These Hollywood bastards shortchanged Americans and catered to a foreign audience that they looked down on as unsophisticated. And now the scheme has gone kablooey, like a predictable plot twist in movie aimed at dummies.

Two big thumbs up for poetic justice!

Earth Day, redux.




"Robert Earl Holding... and his wife were known to bus tables at their ski resorts..."

Robert Earl Holding... "who died Friday at age 86, parlayed a struggling motel into an empire of ski resorts and hotels, oil refining and retailing, and real-estate holdings in Montana and Wyoming that placed him among the top landowners in the U.S. He was No. 139 on the Forbes list of U.S. billionaires, with an estimated net worth of $3.2 billion."
Raised in Salt Lake City, Mr. Holding was the son of an apartment maintenance man. His family lost their savings in the stock-market crash of 1929 and Mr. Holding remained reluctant to take on debt, even as his business empire blossomed....

Mr. Holding got his start managing Little America, a 60-room motel and gas station on Interstate 80 in Green River, Wyo., in the early 1950s. He converted the business into a heavily advertised truck stop. Targeting the developing interstate highway system, he opened more Little Americas in Arizona and Salt Lake City....

Earth Day.

The Google doodle is charming.

What are you doing for Earth Day?

Me, I'm waking up pre-dawn, making a cup of coffee, and watching the sun rise through the larger window that is my picture window which is partly blocked by the smaller window that is my computer screen, and I'm blogging about the happenstance that what the window to the larger world displays is a story about an oak tree as the window to my smaller world looks out onto an oak tree.

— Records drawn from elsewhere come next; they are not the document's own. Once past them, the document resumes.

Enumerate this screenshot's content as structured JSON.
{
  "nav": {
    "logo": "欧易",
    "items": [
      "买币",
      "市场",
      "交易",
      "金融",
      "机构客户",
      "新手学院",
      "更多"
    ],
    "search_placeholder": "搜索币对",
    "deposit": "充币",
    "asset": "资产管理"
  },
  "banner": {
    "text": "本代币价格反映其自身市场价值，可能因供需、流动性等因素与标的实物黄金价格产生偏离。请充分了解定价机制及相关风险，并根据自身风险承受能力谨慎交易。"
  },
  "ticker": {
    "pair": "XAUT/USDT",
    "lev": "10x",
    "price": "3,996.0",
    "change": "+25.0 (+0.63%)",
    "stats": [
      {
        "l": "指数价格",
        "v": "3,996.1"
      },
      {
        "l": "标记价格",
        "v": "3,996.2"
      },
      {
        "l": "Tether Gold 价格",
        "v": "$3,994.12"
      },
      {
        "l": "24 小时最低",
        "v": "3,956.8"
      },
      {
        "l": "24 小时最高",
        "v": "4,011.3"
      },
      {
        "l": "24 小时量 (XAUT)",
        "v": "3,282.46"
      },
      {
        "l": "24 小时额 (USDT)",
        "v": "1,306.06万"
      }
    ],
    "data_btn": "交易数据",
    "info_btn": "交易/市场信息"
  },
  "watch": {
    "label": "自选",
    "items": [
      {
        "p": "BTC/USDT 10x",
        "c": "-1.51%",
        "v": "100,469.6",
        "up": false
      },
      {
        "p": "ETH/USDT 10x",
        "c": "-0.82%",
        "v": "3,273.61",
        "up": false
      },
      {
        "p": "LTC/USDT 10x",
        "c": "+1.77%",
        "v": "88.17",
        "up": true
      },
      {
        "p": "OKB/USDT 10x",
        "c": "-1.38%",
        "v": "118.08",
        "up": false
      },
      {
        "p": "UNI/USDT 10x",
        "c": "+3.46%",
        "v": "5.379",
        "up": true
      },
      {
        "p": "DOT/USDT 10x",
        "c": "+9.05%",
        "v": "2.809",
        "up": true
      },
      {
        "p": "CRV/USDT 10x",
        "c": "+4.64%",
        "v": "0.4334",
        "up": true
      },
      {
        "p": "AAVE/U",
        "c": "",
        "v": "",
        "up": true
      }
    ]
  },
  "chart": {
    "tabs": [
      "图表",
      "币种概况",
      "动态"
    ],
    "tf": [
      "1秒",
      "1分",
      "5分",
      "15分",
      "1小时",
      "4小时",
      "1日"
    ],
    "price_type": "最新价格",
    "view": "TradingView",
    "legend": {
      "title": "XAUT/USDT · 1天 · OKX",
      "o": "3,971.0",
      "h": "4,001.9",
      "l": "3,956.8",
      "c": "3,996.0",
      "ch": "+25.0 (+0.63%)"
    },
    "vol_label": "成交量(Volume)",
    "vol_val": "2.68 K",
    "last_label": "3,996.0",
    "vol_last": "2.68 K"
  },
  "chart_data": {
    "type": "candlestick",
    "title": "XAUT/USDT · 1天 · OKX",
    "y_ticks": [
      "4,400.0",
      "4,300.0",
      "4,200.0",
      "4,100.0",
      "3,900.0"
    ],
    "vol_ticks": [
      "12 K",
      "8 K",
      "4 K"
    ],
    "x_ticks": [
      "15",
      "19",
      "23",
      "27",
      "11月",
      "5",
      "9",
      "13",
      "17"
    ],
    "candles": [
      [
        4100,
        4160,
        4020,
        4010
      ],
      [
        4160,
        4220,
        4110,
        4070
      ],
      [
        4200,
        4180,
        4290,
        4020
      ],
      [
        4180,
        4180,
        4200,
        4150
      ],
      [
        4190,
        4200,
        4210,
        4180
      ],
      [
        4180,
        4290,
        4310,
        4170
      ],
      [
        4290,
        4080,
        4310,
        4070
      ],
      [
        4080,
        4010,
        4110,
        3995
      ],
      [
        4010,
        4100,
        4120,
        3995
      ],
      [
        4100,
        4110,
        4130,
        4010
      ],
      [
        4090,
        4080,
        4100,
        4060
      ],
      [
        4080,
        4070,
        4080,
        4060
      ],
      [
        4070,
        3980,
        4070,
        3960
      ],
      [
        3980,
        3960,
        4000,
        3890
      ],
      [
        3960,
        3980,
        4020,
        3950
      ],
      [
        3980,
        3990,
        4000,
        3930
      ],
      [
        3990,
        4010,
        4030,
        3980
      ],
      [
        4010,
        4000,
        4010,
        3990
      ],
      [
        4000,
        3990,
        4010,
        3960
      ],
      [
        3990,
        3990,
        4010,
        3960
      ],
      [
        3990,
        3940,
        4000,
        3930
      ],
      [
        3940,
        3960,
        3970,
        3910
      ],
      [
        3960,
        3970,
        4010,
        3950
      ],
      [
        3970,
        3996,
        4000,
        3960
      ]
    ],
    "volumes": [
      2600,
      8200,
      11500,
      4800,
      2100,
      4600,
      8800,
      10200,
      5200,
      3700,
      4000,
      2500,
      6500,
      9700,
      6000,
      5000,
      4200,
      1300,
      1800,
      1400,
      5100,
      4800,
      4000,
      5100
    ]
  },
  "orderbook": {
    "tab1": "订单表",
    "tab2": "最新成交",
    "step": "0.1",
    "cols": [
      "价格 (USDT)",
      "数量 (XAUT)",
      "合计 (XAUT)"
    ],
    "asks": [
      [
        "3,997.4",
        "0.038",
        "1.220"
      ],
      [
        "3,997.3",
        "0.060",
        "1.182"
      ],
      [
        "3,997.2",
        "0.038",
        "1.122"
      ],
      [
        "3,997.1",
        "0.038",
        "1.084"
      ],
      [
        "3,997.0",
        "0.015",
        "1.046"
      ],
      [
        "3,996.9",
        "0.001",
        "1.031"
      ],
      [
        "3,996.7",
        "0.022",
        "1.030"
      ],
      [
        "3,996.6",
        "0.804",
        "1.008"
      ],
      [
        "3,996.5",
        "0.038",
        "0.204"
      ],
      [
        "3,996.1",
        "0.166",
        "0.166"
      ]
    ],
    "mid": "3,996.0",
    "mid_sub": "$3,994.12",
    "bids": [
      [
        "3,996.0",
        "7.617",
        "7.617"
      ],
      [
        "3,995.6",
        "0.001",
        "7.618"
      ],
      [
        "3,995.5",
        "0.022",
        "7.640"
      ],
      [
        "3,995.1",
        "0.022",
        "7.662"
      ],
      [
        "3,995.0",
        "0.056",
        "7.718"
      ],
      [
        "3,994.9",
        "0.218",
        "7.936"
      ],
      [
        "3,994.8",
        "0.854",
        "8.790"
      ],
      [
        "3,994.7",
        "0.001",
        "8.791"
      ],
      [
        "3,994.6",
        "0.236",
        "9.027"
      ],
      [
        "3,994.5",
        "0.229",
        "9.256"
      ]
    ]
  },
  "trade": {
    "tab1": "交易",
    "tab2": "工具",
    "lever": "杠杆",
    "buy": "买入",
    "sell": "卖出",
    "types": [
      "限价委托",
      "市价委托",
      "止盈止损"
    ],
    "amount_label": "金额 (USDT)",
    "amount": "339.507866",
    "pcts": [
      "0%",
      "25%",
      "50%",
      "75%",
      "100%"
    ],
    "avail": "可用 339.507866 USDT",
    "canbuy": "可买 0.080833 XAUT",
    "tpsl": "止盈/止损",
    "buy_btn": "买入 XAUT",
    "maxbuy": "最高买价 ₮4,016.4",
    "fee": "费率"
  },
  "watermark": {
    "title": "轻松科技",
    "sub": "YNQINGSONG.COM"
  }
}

Our oak tree, which I hope will stay upright for many more years, is very old, but nowhere nearly as old as the oldest oak in Wales, which got blown down last Wednesday night:
The oldest oak in Wales – and probably one of the oldest oak trees in northern Europe – has grown in the Ceiriog Valley near Chirk, north Wales, since 802 and measured 12.9m in girth. Legend states that the Welsh prince Owain Gwynedd rallied his army under the tree in 1157, before defeating the English King Henry ll at the nearby battle of Crogen, and that the tree was spared when Henry had his men cut down the Ceiriog woods in 1165.